DUANE RIEDER / GETTY IMAGES

One of an executor’s most important jobs is to obtain the clearance certificate: written confirmation from the Canada Revenue Agency that the deceased (and the deceased’s estate) has paid all taxes and associated interest and penalties up to the date the certificate is issued. How does the executor obtain one, and why is it so important?

Tying everything up

Michele Allinotte, founder of Allinotte Law Office in Cornwall, Ont., says the importance of the clearance certificate can be summarized in three words: peace of mind.

“In layman’s terms, it ties everything up in a nice little bow,” she says. “It can provide you some comfort that you don’t need to keep seven years of tax returns for the deceased in the event that something is re-evaluated. You know it’s all finished.”

As Allinotte points out, a clearance certificate isn’t a legal requirement.
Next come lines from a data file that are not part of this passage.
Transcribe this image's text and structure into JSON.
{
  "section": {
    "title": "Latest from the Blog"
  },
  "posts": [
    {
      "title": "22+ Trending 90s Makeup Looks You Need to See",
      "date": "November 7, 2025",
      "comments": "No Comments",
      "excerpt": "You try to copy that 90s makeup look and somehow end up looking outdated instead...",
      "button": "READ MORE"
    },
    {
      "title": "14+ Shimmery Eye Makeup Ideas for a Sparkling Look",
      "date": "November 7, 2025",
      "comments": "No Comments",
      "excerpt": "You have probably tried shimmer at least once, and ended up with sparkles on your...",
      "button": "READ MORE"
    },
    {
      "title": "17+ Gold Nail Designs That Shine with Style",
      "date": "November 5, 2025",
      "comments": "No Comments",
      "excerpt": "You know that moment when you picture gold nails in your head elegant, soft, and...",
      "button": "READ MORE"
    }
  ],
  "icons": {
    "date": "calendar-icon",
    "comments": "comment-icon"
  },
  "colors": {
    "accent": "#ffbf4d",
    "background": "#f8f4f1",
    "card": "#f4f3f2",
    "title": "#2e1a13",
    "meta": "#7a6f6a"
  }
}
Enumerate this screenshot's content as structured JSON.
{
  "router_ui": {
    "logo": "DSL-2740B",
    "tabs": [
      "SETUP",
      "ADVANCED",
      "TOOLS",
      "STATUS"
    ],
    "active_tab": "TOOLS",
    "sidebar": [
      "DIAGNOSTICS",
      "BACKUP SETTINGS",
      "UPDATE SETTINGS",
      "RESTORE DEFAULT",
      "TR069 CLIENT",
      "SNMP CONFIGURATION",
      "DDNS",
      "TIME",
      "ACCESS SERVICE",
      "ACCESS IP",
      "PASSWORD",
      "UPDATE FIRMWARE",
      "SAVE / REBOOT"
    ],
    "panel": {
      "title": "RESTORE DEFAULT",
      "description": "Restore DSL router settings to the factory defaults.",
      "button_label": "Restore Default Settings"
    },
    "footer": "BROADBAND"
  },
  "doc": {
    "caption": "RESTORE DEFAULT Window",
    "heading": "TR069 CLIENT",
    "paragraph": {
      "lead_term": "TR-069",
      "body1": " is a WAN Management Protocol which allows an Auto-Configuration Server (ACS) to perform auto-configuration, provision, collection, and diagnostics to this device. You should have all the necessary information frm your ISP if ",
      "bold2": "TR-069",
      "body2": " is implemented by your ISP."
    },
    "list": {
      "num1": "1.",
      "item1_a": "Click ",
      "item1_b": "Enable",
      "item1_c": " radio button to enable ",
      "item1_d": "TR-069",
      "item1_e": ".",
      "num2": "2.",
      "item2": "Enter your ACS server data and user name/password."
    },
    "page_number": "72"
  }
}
But the decision not to obtain one could lead to personal liability for the executor, who could be responsible for unpaid taxes if the estate has already been distributed to beneficiaries.

To obtain a clearance certificate, an executor needs to fill out Form TX19 and file it with appropriate documents, including a copy of the will, a statement of estate assets with adjusted cost base and proof that the executor is the legal representative.

Allinotte advises executors to plan on a six-month wait while the CRA processes the document. If the CRA hasn’t responded after that time, she suggests executors contact the agency to see if the application has been lost or misfiled, or if additional information is needed.

Another reason to touch base with the agency is to give comfort to impatient beneficiaries.

“If it’s been a long period, the estate trustee probably has the beneficiaries saying, ‘What’s the problem? What’s going on?’” she says.

“If the executor calls CRA, makes a note of whom they spoke to on what day and what they said, then relays that information to the beneficiaries, then the beneficiaries can’t say that the executor sat on their hands for two years.”

A good goalpost

A clearance certificate is not necessarily required when a spouse is both the executor and the estate’s sole beneficiary, says Katharine Zhang, associate at Walsh LLP in Calgary.

“They’re aware of their spouse’s finances, and they’ve filed the tax returns, and they’ve filed the estate trust return, and they’re OK with knowing that nothing else will be distributed,” she says. “And more likely than not, if there is a reassessment, that spouse isn’t going to say ‘I’ve already distributed the assets,’ because they have the assets.”

Depending on the estate’s circumstances, Zhang often recommends obtaining the clearance certificate in two stages: first, when the deceased’s terminal return is filed; and second, when the executor files the final return for the estate itself.

The two clearance certificates can “serve as goalposts for both the executor and beneficiaries,” Zhang says.

“CRA is usually the top creditor with the top priority in terms of distribution of assets, so the clearance certificate gives the executor and beneficiaries more confidence to say, ‘OK, now we can do an interim distribution, or now we can do a final distribution.”

If the executor wants to distribute assets before the certificate is obtained, Zhang typically recommends executors keep a “holdback” to pay any potential tax liability.

“We always say double or triple what you think the tax liability might be,” she says. “Leave a healthy reserve, and then, with blessing from the estate accountant, you can go ahead.”

Four common mistakes when dealing with clearance certificates

  • Making a distribution before obtaining a clearance certificate 
    If estate assets have been distributed before taxes are paid, executors may be personally liable for any amount owed to the CRA.
  • Not keeping an appropriate holdback
    Experts typically suggest holding back two to three times the expected tax liability—enough to cover any taxes owed, reassessments, errors on prior returns and other potential issues.
  • Insufficient documentation
    Failing to provide the CRA with proper or complete documentation could delay the process by several months.
  • Assuming the clearance certificate is a sign-off for the estate
    The clearance certificate only confirms the deceased’s tax liability—executors must also obtain approval from the beneficiaries before the estate can be considered closed.